Body, The - All the Waters of the Earth Turn to Blood - LP

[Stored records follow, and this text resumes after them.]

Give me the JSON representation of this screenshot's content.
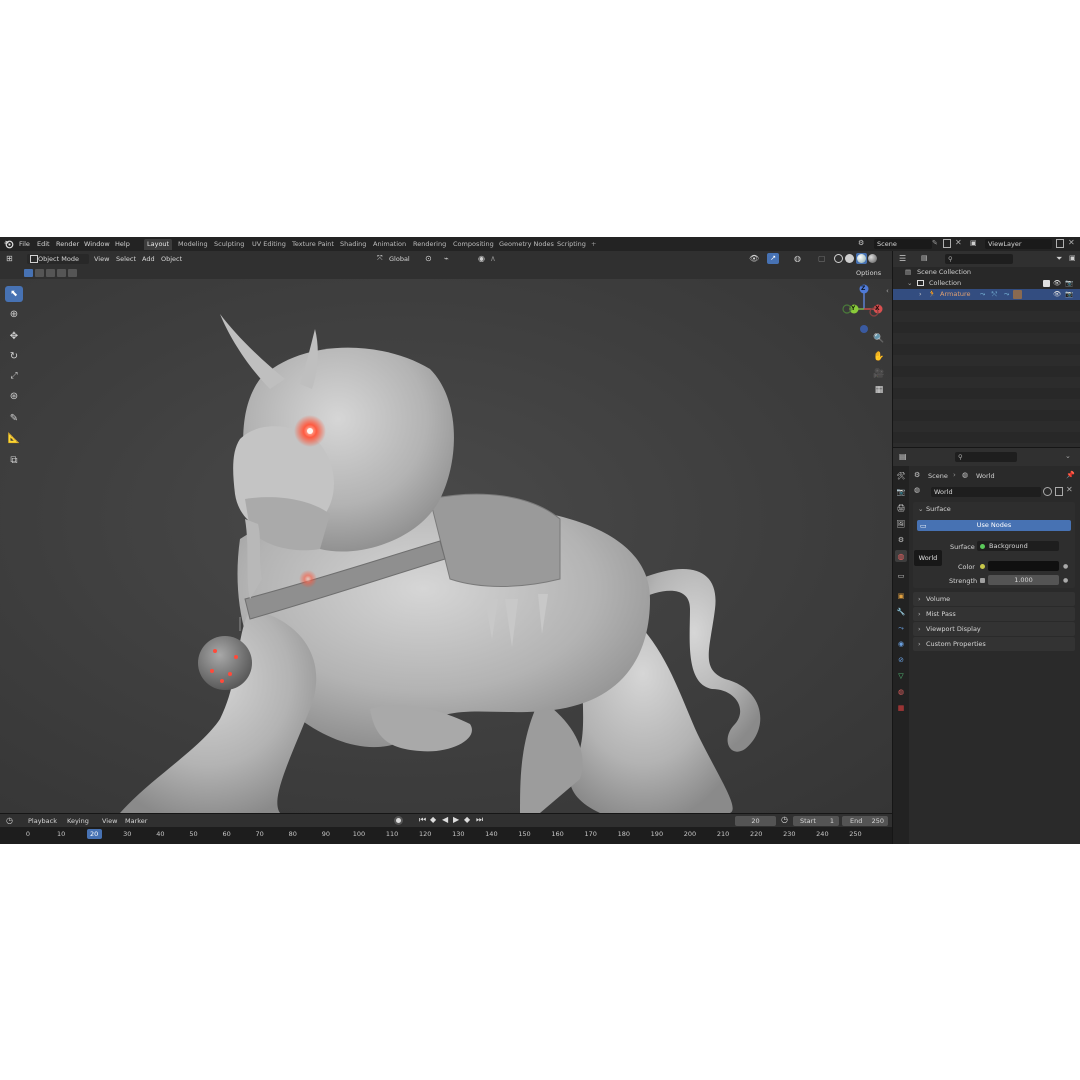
{
  "menu": [
    "File",
    "Edit",
    "Render",
    "Window",
    "Help"
  ],
  "workspaces": [
    "Layout",
    "Modeling",
    "Sculpting",
    "UV Editing",
    "Texture Paint",
    "Shading",
    "Animation",
    "Rendering",
    "Compositing",
    "Geometry Nodes",
    "Scripting"
  ],
  "workspace_add": "+",
  "scene": {
    "name": "Scene",
    "viewlayer": "ViewLayer"
  },
  "viewport": {
    "mode": "Object Mode",
    "menus": [
      "View",
      "Select",
      "Add",
      "Object"
    ],
    "transform_orientation": "Global",
    "options_label": "Options",
    "gizmo": {
      "z": "Z",
      "y": "Y",
      "x": "X"
    }
  },
  "outliner": {
    "scene_collection": "Scene Collection",
    "collection": "Collection",
    "armature": "Armature"
  },
  "properties": {
    "breadcrumb": [
      "Scene",
      "World"
    ],
    "world_name": "World",
    "surface_panel": "Surface",
    "use_nodes": "Use Nodes",
    "surface_label": "Surface",
    "surface_value": "Background",
    "color_label": "Color",
    "strength_label": "Strength",
    "strength_value": "1.000",
    "panels": [
      "Volume",
      "Mist Pass",
      "Viewport Display",
      "Custom Properties"
    ],
    "tooltip": "World"
  },
  "timeline": {
    "menus": [
      "Playback",
      "Keying",
      "View",
      "Marker"
    ],
    "current_frame": "20",
    "start_label": "Start",
    "start_value": "1",
    "end_label": "End",
    "end_value": "250",
    "ticks": [
      "0",
      "10",
      "20",
      "30",
      "40",
      "50",
      "60",
      "70",
      "80",
      "90",
      "100",
      "110",
      "120",
      "130",
      "140",
      "150",
      "160",
      "170",
      "180",
      "190",
      "200",
      "210",
      "220",
      "230",
      "240",
      "250"
    ]
  },
  "colors": {
    "accent": "#4772b3",
    "armature": "#e0a070",
    "eye_glow": "#ff4a3a"
  }
}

Like the best of Eyehategod or Bastard Noise, All the Waters is the rare album that feels truly dangerous… The record itself is a smartly designed simulacrum for the lyrics, recreating the sense of impending darkness by creating a sound that swallows itself… All the Waters of the Earth Turn to Blood is the seldom collapse-of-the-world record that’s actually as disturbing as it wants to be.” - Pitchfork “As the record continues, the beating just doesn’t stop. The choral voices, returning here and there, are the only ray of hope: the Body’s own singing amounts to weedy, apocalyptic howls, barely clearing the din of their processional stomps. It’s an experience, this record, written in big riffs and celestial choirs and digital static.” - The New York Times For 10 years the rumors have slowly spread from the Mid-South through the New England region of the United States of a group, known as THE BODY, declaring war on all they consider "FALSE" through rituals involving solid state amplification and jolting percussion. Their latest addition to the arsenal against the contrived is All The Waters Of The Earth Turn To Blood. The duo has allied itself with the Assembly of Light Choir and members of bands as varied as Bonedust, Callers, Dead Times, Fang Island, Human Beast, Lichens, Made In Mexico, Otesanek, Trtrkmmr, What Cheer Brigade, & Work/Death on their latest. The opener sets the mood for the album. The beautiful and haunting sounds of the Assembly of Light choir kick off for almost seven minutes then breaks into the full force low end ugliness all the while the choir continues to harmonize along with it (a repeating theme on the album). Soundscapes (post-rock, noise drenched, percussive based, loops) form with baritone saxophone, sousaphone, guitar, piano, keyboards, moog, and more, mixed with THE BODY's typical stripped down live arsenal of drums, guitars, and vocals. A post-rock interlude leads to pounding distortion and inhuman wails. Songs drop in and out going from quieter moments of drum machine fueled rhythms with looped audio tracks to full out pissed off dirge. Finally closing the album is the 14-minute "Lathspell I Name You." Slow heavy builds lead to distorted chaos. Distorted chaos drops back to heavy builds. All of it drops out and leads to multi percussive blows with hints of noise always on top leading to Dubin-style screams with haunting harmonies and crashing cymbals. The story is about to end and it isn't going to be pretty.